How I Became The Blessings Butterfly, Part 1: Do What You Gotta Do

Permission Slip – Do What You Gotta Do

“Do what you gotta do!” 

Grammar aside, this simple phrase has taken me through more rough places throughout my life than I care to count.

It has been both humbling and empowering; it has seen tears upon tears, and it has felt true grit. Most of all, it has been my permission slip to myself to do whatever I needed to do in each situation whenever I’ve called on it.
It has given me permission to be my own superhero and to push through horrible anxiety, depression and quite literally, fear for my life.

 

It helped me to finally take my baby boy all those years ago, and flee for our safety.  It gave me the courage to leave him in the care of my parents, missing him every single day for nearly six years, while I went underground to hide from my abuser.  I had no damn idea what I was doing, but I knew that my family was not safe if I was around them. And so I did what I had to do.

"Do It Scared" shirt from Feather & Wild

love this shirt from Feather & Wild!

 

Going Underground- Life on the Run

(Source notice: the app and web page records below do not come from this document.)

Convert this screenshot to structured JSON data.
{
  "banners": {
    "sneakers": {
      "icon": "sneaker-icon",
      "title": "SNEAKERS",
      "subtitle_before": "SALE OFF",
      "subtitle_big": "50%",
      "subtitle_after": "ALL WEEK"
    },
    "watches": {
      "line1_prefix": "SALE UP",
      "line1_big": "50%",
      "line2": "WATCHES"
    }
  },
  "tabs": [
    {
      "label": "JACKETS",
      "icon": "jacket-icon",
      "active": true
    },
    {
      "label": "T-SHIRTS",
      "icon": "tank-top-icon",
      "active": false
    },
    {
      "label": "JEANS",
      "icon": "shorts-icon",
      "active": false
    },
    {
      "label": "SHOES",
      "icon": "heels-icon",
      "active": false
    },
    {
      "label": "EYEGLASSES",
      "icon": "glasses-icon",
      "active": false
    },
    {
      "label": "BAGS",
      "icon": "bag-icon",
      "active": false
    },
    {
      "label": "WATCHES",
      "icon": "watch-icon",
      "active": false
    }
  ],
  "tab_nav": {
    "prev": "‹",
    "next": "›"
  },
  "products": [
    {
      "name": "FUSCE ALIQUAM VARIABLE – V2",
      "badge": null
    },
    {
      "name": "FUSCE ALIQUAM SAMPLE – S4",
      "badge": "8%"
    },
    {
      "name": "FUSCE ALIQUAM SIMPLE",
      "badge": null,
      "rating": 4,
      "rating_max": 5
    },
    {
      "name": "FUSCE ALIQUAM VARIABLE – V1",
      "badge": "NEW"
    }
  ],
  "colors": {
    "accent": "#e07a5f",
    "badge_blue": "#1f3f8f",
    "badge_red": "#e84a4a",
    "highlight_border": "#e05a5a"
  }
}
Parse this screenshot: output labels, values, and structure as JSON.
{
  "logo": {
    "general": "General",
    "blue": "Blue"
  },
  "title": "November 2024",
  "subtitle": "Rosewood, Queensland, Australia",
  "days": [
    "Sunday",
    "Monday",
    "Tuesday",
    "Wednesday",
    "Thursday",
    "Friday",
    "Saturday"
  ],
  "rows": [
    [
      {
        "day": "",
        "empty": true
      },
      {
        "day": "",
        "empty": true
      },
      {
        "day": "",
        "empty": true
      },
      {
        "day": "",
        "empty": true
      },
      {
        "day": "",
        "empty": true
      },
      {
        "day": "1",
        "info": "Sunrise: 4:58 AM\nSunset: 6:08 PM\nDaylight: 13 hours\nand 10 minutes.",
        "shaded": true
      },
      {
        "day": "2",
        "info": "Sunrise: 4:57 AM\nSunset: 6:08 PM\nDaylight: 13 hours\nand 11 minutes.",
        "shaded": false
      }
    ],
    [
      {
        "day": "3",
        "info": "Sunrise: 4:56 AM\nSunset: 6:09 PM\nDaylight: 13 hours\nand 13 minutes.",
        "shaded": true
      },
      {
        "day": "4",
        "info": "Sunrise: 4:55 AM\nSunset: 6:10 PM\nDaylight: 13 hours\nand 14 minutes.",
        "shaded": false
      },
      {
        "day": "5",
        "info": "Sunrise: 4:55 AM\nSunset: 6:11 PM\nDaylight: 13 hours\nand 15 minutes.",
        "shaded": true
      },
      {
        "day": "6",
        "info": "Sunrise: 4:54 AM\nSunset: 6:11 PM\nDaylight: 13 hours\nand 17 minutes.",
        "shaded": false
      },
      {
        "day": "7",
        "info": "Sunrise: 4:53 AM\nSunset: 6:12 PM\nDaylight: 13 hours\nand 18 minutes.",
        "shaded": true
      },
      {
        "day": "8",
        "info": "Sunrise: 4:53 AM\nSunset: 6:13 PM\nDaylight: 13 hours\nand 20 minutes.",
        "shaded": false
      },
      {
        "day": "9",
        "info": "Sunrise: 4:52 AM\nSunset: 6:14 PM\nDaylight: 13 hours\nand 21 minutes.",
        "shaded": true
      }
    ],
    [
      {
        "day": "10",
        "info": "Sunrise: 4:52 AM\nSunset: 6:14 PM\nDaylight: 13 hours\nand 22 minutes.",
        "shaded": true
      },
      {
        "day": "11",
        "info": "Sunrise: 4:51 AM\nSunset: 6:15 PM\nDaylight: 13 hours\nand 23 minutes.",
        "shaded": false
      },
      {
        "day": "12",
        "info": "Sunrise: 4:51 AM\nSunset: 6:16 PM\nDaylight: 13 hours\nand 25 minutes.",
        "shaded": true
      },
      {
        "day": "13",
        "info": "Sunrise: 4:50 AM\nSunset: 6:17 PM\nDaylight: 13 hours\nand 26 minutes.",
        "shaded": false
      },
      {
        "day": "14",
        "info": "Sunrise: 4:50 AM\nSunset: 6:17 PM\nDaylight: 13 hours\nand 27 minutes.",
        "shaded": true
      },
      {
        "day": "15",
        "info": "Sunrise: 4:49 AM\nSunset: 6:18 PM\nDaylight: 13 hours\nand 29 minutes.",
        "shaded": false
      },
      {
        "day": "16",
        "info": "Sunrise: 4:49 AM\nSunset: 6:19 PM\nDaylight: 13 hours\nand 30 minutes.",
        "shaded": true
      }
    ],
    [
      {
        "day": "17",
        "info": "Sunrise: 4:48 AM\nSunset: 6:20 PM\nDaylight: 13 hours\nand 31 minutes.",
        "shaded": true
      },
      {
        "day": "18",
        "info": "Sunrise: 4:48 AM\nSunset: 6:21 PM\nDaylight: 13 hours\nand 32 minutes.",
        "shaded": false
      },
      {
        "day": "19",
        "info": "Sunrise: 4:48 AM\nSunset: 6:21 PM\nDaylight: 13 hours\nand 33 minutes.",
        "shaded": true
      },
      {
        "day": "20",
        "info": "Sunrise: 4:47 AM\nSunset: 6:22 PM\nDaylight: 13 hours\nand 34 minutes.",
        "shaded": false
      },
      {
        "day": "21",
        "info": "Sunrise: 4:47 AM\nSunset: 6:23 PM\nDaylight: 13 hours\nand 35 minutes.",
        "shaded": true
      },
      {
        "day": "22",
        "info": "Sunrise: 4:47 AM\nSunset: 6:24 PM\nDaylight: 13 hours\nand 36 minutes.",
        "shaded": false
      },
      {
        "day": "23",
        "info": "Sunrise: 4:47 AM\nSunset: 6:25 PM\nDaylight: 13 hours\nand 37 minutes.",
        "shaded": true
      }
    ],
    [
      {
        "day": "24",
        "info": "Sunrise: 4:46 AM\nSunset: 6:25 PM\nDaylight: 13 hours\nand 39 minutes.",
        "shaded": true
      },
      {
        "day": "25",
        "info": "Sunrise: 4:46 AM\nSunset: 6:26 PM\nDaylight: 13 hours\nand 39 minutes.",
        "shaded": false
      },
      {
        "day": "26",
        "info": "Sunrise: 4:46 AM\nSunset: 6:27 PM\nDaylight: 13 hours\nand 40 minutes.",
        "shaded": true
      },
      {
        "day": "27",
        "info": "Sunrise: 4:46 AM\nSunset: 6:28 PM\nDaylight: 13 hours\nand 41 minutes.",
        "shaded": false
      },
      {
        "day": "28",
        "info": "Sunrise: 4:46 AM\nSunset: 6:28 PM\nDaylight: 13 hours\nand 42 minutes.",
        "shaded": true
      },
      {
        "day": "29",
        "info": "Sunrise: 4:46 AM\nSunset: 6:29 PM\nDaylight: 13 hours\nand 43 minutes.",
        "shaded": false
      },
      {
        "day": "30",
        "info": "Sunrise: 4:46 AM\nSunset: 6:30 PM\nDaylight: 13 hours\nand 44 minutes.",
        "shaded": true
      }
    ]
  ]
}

I struggled mightily in those days, a young woman in her early 20’s with no degree, no money, and a crazy ex-boyfriend who wanted her either back under his control or dead. I worried that my baby would never be safe with me. I worried that he would hate me for leaving him.  My fear was palpable, and I felt failed by the court who had issued a restraining order but was unable to enforce it.

Working a day job wasn’t an option anymore. Being a carefree mom wasn’t an option anymore. My new reality became wearing wigs, changing my name, constantly looking over my shoulder and taking shit jobs in nightclubs and dive bars. I danced for tips, took my clothes off and I used my young, beautiful body to make money to put food in my belly and pay for a roof over my head. Eventually, I also used it to get me the drugs and alcohol I needed to numb myself and push the shame aside.

I had created a new identity for myself, moving frequently and living under an assumed name.  It was SO bizarre and looking back, I am still amazed at what I did, the life (lives?) I lived.  I knew it would all be over someday, and I dreamed of being able to one day reunite with my family and friends.  That tiny sliver of hope kept me going, and I locked it away in a small, quiet corner of my heart.

Jherique Jones

26 years old, 3 years on the run as “Jherique Jones”

And though I wouldn’t wish it on anyone, there are incredible lessons that I learned and some very special souls I met along the way. So many people living on the run, in fear, in deep pain. So much guilt. So much sorrow.  So many stories and voices just longing to be heard, recognized, valued.  So many people just wanting to be loved and safe.

It was several years of living hard until I finally was able to harness my strength, my courage, and decide that I wanted a better life again.  I had left one horrible life before; surely, I could do it again.

Next Week: Part 2: Redemption Story